Now, Ian Flemming, the journalist and novelist, created in 1953 the British Intelligence Agent 007, who is the protagonist of the James Bond series of novels and movies. Curiously James Bond briefly attended the University of Geneva (as did Fleming), before being taught to ski in Geneva, and in the 1964 film ‘Goldfinger’ we see Bond (aka Sean Connery) board a plane to Geneva, and the city’s name ‘Geneva’ appears on his car’s navigation system as he drives through Switzerland, and this was decades before GPS was ever available in a car. In the book we learn that Bond spends an evening in Geneva, in the film he follows the Rolls Royce of Auric Goldfinger all the way to his refinery, where as we all know Bond is captured and strapped to a table with an overhead industrial laser beam slicing through the surface toward him. Despite a sweaty brow, Bond, with the hint of a Scottish accent, talks his way out of the situation and the story heads off to America via a private jet, and then some encounters with the mafia, and then various other villains and goodies, centering around lots of US bullion in Fort Knox. It ends with Goldfinger being sucked out of a plane’s broken window, the plane hurtling to the ground and then Bond and Pussy Galore parachuting safely down to earth.

Interestingly, on 13th October 2020 our ‘Prussian Blue’ cover boarded a plane from London to, you’ve guessed it; Geneva, and the GPS system used by the FedEx person accompanying the cover, was programmed to Geneva as well, and said FedEx guy took it directly to the offices of David Feldman International Auctioneers, where it now sits securely in the Swiss equivalent of Fort Knox, having briefly had a tour of the office via several of the desks of the curious and excited philatelists, all who commented on the remarkable coincidence that the cover’s original destination was Geneva and here it was again back where it was originally sent. But crucially, no laser beams and certainly no threats of harm where projected onto this precious envelope. And like our hero Sean Connery it’s mission doesn’t end in Geneva. It’s just a stopping off point in a much more elaborate story, and the script you are now part of, because this rare cover stars in our upcoming MSF Rarities of the World Charity Auction in December. You don’t need to have goldfingers to buy it, but you will need to have the wit and nerve of an Intelligence Agent to free it from the Swiss Fort Knox. 

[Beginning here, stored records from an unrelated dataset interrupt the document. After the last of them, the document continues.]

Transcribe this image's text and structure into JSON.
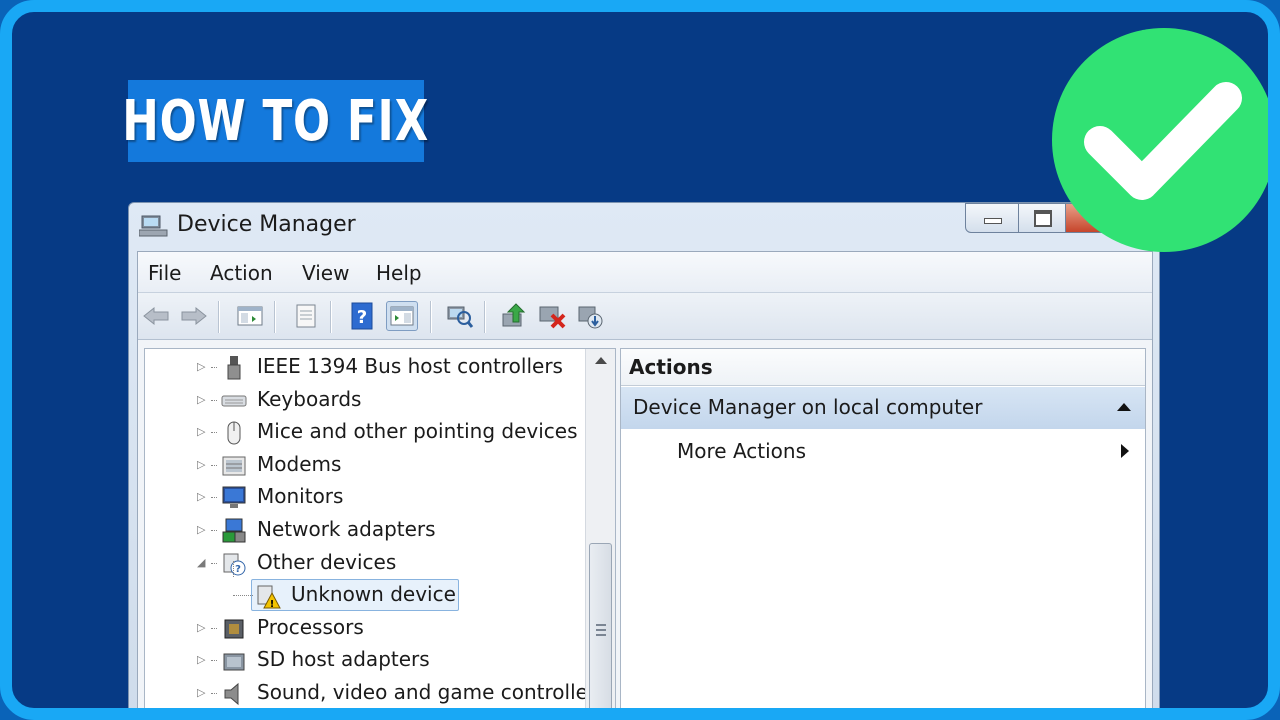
{
  "banner": {
    "title": "HOW TO FIX"
  },
  "window": {
    "title": "Device Manager",
    "menu": [
      "File",
      "Action",
      "View",
      "Help"
    ],
    "toolbar_icons": [
      "back-arrow-icon",
      "forward-arrow-icon",
      "show-hide-console-tree-icon",
      "properties-icon",
      "help-icon",
      "show-hide-action-pane-icon",
      "scan-hardware-icon",
      "update-driver-icon",
      "uninstall-device-icon",
      "add-legacy-hardware-icon"
    ]
  },
  "tree": {
    "items": [
      {
        "label": "IEEE 1394 Bus host controllers",
        "icon": "firewire-icon",
        "expanded": false
      },
      {
        "label": "Keyboards",
        "icon": "keyboard-icon",
        "expanded": false
      },
      {
        "label": "Mice and other pointing devices",
        "icon": "mouse-icon",
        "expanded": false
      },
      {
        "label": "Modems",
        "icon": "modem-icon",
        "expanded": false
      },
      {
        "label": "Monitors",
        "icon": "monitor-icon",
        "expanded": false
      },
      {
        "label": "Network adapters",
        "icon": "network-adapter-icon",
        "expanded": false
      },
      {
        "label": "Other devices",
        "icon": "unknown-device-category-icon",
        "expanded": true
      },
      {
        "label": "Unknown device",
        "icon": "warning-device-icon",
        "child": true,
        "selected": true
      },
      {
        "label": "Processors",
        "icon": "processor-icon",
        "expanded": false
      },
      {
        "label": "SD host adapters",
        "icon": "sd-card-icon",
        "expanded": false
      },
      {
        "label": "Sound, video and game controller",
        "icon": "speaker-icon",
        "expanded": false
      }
    ]
  },
  "actions": {
    "header": "Actions",
    "group": "Device Manager on local computer",
    "more": "More Actions"
  },
  "colors": {
    "background": "#063a85",
    "frame_border": "#19a8f5",
    "banner": "#1479dc",
    "check": "#31e274"
  }
}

So, the answer to our puzzle is simple. Whether a Scottish actor, a secret agent, a billionaire, a multicomp glomorate organisation, or a Registered envelope, there is a mystical, gravitational pull towards Geneva, even if it’s just for a brief time, or a night or maybe a moment in time whilst you work-out how the rest of the story unfolds. Whatever happens next to our ‘Prussian Blue’ Registered cover, it will always have ‘Geneva’ written upon it. Maybe it’ll follow Bond to America via a private jet, who knows. What we do know is, this cover has brought Upper Edmonton and Geneva a lot closer together, and one day it will undoubtedly return to Geneva. Why? Because all that is allusive and prized in this world, seems to get sent to Geneva.  In loving memory of Sean Connery, AKA James Bond.